For example, let’s say you own a retail shop, and you need Suzy to work on Saturday and Sunday when she’s already worked Wednesday-Friday. Be sure and give her the freedom to choose time off to avoid burnout as per her plans.
If you alternate weekend work among your staff, keep that consistent as well. Rotate on a predictable schedule. For example, on weekend one, Suzy works, on weekend two, Bob works, on weekend three, Suzy works, and it’s Bob’s turn on the last weekend.
Additionally, allow your employees to swap shifts amongst themselves so that they can coordinate if a shift really doesn’t work for them. You can use ZoomShift’s Shift Swap feature to do this.
4. Give Extra Perks
Having to work the weekend is a tough pill to swallow. But you can make the medicine go down a bit smoother by giving your employees a reward for their hard work.
Offering extra paid time off is one method how to motivate employees to work weekends. You can use ZoomShift’s PTO features to assign extra PTO to weekend-shift employees and keep track of their accrual separate from the rest of your team.
You may also want to consider adding some other perks into the mix, like offering a bigger employee discount to weekend workers or increasing scheduling flexibility for them in other ways.
5. Encourage a Work Life Balance
Employees with a balanced work and personal life are happier employees.
A work-life balance can be hard for employees to achieve when they work weekends. Make sure you let your employees know that you are aware of their responsibilities and their life outside of your business.
Show an interest in their outside lives so they know you care about their well-being.
When your employee needs time off for a child’s soccer game, a friend’s wedding, or some other important event, be sure to work around their schedules.
When possible, consider flexible working schedules. Schedule your early risers for morning shifts and your night owls during the evening. If feasible, make it easy for employees to work from home if they need to.
For example, if you need papers graded, but your employee has a sick child, let them do this from home.
6. Feed Your Employees
Another way to reward your employees for working weekends and keep them cheery is to feed them. This is a nice way to motivate employees to work weekends that make them feel special.

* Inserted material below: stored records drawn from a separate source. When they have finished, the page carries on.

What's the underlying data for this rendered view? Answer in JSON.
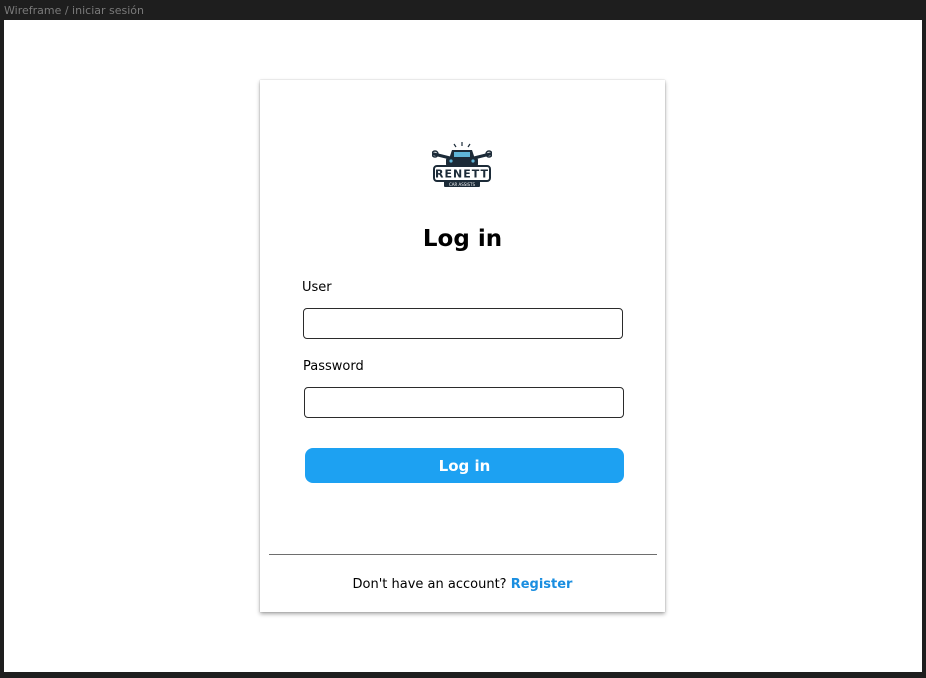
{
  "frame": {
    "label": "Wireframe / iniciar sesión"
  },
  "logo": {
    "icon": "car-logo-icon",
    "brand_text": "RENETT",
    "tagline": "CAR ASSISTS"
  },
  "form": {
    "title": "Log in",
    "user_label": "User",
    "user_value": "",
    "password_label": "Password",
    "password_value": "",
    "submit_label": "Log in"
  },
  "footer": {
    "prompt": "Don't have an account? ",
    "register_label": "Register"
  },
  "colors": {
    "accent": "#1da1f2",
    "link": "#1a8ee0",
    "background_outer": "#1e1e1e",
    "canvas": "#ffffff"
  }
}
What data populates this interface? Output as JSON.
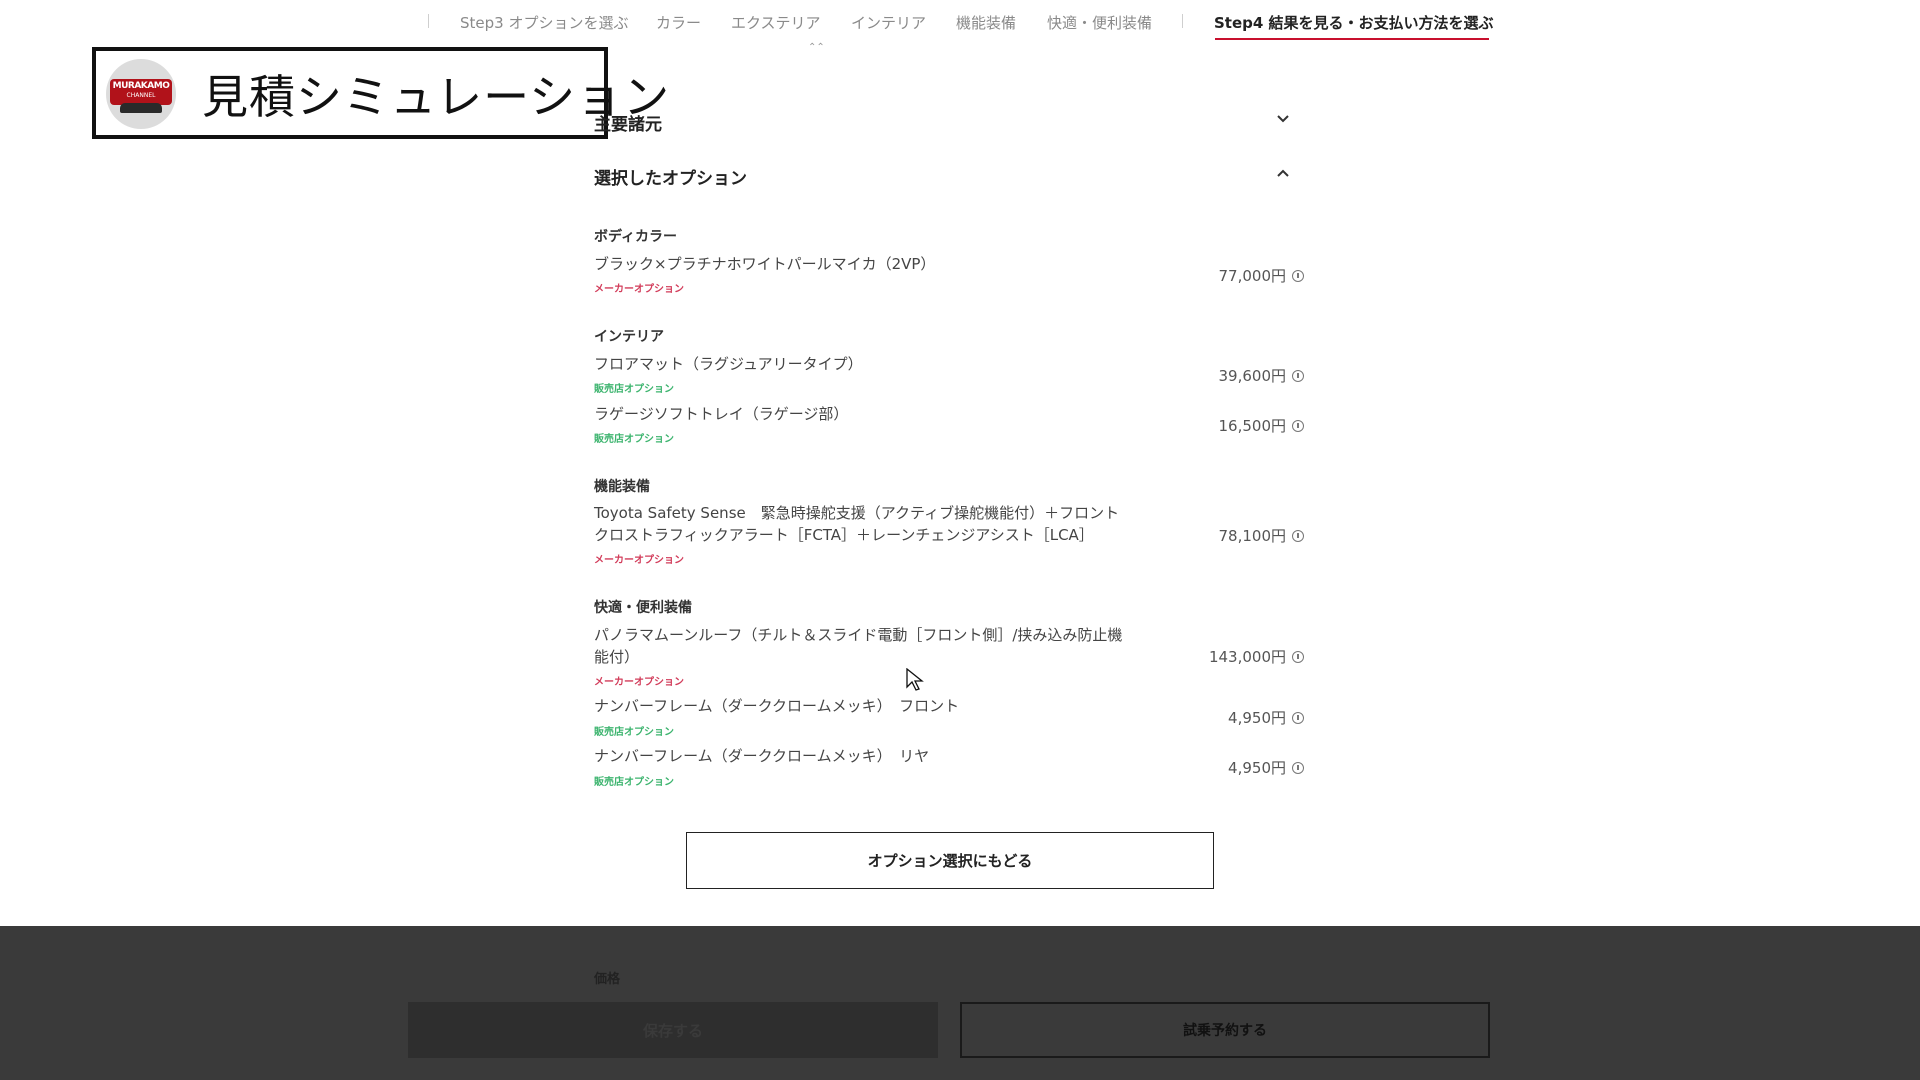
{
  "step_nav": {
    "items": [
      {
        "label": "Step3 オプションを選ぶ",
        "active": false
      },
      {
        "label": "カラー",
        "active": false
      },
      {
        "label": "エクステリア",
        "active": false
      },
      {
        "label": "インテリア",
        "active": false
      },
      {
        "label": "機能装備",
        "active": false
      },
      {
        "label": "快適・便利装備",
        "active": false
      },
      {
        "label": "Step4 結果を見る・お支払い方法を選ぶ",
        "active": true
      }
    ],
    "accent_color": "#c8102e"
  },
  "overlay": {
    "title": "見積シミュレーション",
    "logo_text": "MURAKAMO",
    "logo_sub": "CHANNEL"
  },
  "sections": {
    "specs": {
      "label": "主要諸元",
      "expanded": false,
      "icon": "chevron-down-icon"
    },
    "options": {
      "label": "選択したオプション",
      "expanded": true,
      "icon": "chevron-up-icon"
    }
  },
  "option_groups": [
    {
      "category": "ボディカラー",
      "items": [
        {
          "name": "ブラック×プラチナホワイトパールマイカ（2VP）",
          "tag": "メーカーオプション",
          "tag_type": "maker",
          "price": "77,000円"
        }
      ]
    },
    {
      "category": "インテリア",
      "items": [
        {
          "name": "フロアマット（ラグジュアリータイプ）",
          "tag": "販売店オプション",
          "tag_type": "dealer",
          "price": "39,600円"
        },
        {
          "name": "ラゲージソフトトレイ（ラゲージ部）",
          "tag": "販売店オプション",
          "tag_type": "dealer",
          "price": "16,500円"
        }
      ]
    },
    {
      "category": "機能装備",
      "items": [
        {
          "name": "Toyota Safety Sense　緊急時操舵支援（アクティブ操舵機能付）＋フロントクロストラフィックアラート［FCTA］＋レーンチェンジアシスト［LCA］",
          "tag": "メーカーオプション",
          "tag_type": "maker",
          "price": "78,100円"
        }
      ]
    },
    {
      "category": "快適・便利装備",
      "items": [
        {
          "name": "パノラマムーンルーフ（チルト＆スライド電動［フロント側］/挟み込み防止機能付）",
          "tag": "メーカーオプション",
          "tag_type": "maker",
          "price": "143,000円"
        },
        {
          "name": "ナンバーフレーム（ダーククロームメッキ）　フロント",
          "tag": "販売店オプション",
          "tag_type": "dealer",
          "price": "4,950円"
        },
        {
          "name": "ナンバーフレーム（ダーククロームメッキ）　リヤ",
          "tag": "販売店オプション",
          "tag_type": "dealer",
          "price": "4,950円"
        }
      ]
    }
  ],
  "back_button": {
    "label": "オプション選択にもどる"
  },
  "bottom_bar": {
    "price_label": "価格",
    "save_label": "保存する",
    "test_drive_label": "試乗予約する",
    "bg_color": "#3a3a3a"
  },
  "colors": {
    "maker_tag": "#d23c5a",
    "dealer_tag": "#3cb46e"
  }
}
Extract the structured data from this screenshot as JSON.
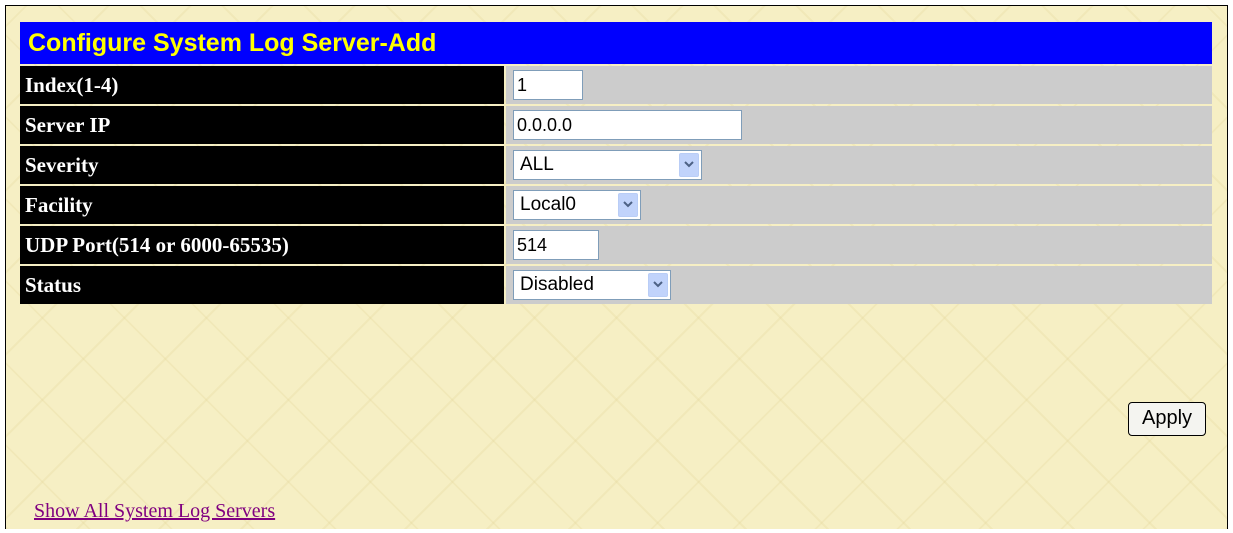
{
  "title": "Configure System Log Server-Add",
  "fields": [
    {
      "label": "Index(1-4)",
      "value": "1"
    },
    {
      "label": "Server IP",
      "value": "0.0.0.0"
    },
    {
      "label": "Severity",
      "value": "ALL"
    },
    {
      "label": "Facility",
      "value": "Local0"
    },
    {
      "label": "UDP Port(514 or 6000-65535)",
      "value": "514"
    },
    {
      "label": "Status",
      "value": "Disabled"
    }
  ],
  "apply_label": "Apply",
  "show_all_link": "Show All System Log Servers",
  "colors": {
    "title_bg": "#0000fe",
    "title_text": "#ffff00",
    "label_bg": "#000000",
    "label_text": "#ffffff",
    "value_bg": "#cccccc",
    "page_bg": "#f6efc4",
    "link": "#800080"
  }
}
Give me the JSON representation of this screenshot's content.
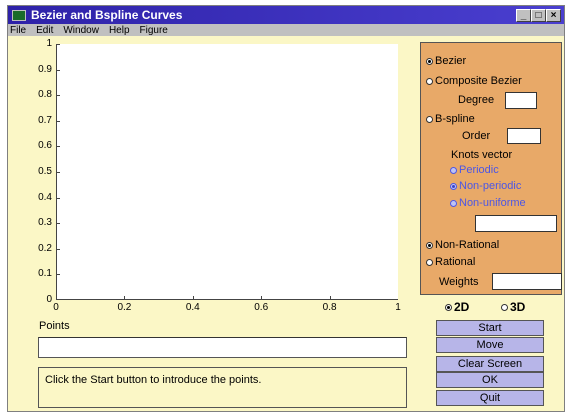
{
  "window": {
    "title": "Bezier and Bspline Curves",
    "controls": [
      "_",
      "□",
      "×"
    ]
  },
  "menu": [
    "File",
    "Edit",
    "Window",
    "Help",
    "Figure"
  ],
  "plot": {
    "yticks": [
      "1",
      "0.9",
      "0.8",
      "0.7",
      "0.6",
      "0.5",
      "0.4",
      "0.3",
      "0.2",
      "0.1",
      "0"
    ],
    "xticks": [
      "0",
      "0.2",
      "0.4",
      "0.6",
      "0.8",
      "1"
    ]
  },
  "points_label": "Points",
  "points_value": "",
  "status_text": "Click the Start button to introduce the points.",
  "panel": {
    "bezier": "Bezier",
    "composite": "Composite Bezier",
    "degree_label": "Degree",
    "degree_value": "",
    "bspline": "B-spline",
    "order_label": "Order",
    "order_value": "",
    "knots_label": "Knots vector",
    "periodic": "Periodic",
    "nonperiodic": "Non-periodic",
    "nonuniform": "Non-uniforme",
    "knots_value": "",
    "nonrational": "Non-Rational",
    "rational": "Rational",
    "weights_label": "Weights",
    "weights_value": ""
  },
  "dims": {
    "d2": "2D",
    "d3": "3D"
  },
  "buttons": {
    "start": "Start",
    "move": "Move",
    "clear": "Clear Screen",
    "ok": "OK",
    "quit": "Quit"
  },
  "colors": {
    "titlebar": "#2e22a8",
    "background": "#fbf7c6",
    "panel": "#e8a968",
    "button": "#b7b5e8",
    "disabled_text": "#4b56e6"
  }
}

For example, Google feeds all its employees for free — breakfast, lunch and dinner. This helps keep workers in the building and leads to more productivity.
While you might not have it in your budget to feed all your employees all the time. However, you could start with feeding employees who have working weekends.
Keep in mind that this doesn’t have to be a fancy meal. You might bring in sandwiches from the local deli. Or, if you own a business like a small retail shop, make some soup at home and bring it to work along with a big baguette and some cookies for dessert.
This brings a fun vibe to your weekend warriors and enables them to get their work done while feeling a bit of the weekend effect.
Employees such as nurses, home healthcare workers, restaurant and retail staff, teachers, recreation workers and a host of others might find themselves working on the weekends.
While conventional thinking says that people need the weekend off for the “weekend effect,” the weekend can mean any set of two days, really.
The most important part of downtime is actually having it. Two days off in a row is good for employee morale, so do what you need to do with your employee scheduling so you can give your employees the time off they need to return to work rested, happy, and well.
If you are asking employees to work weekends — they deserve to have a flexible schedule. You can build a flexible schedule for weekdays and weekends with ZoomShift. You can start your 14 day free trial with no strings attached.
Happy employee leads to a thriving business!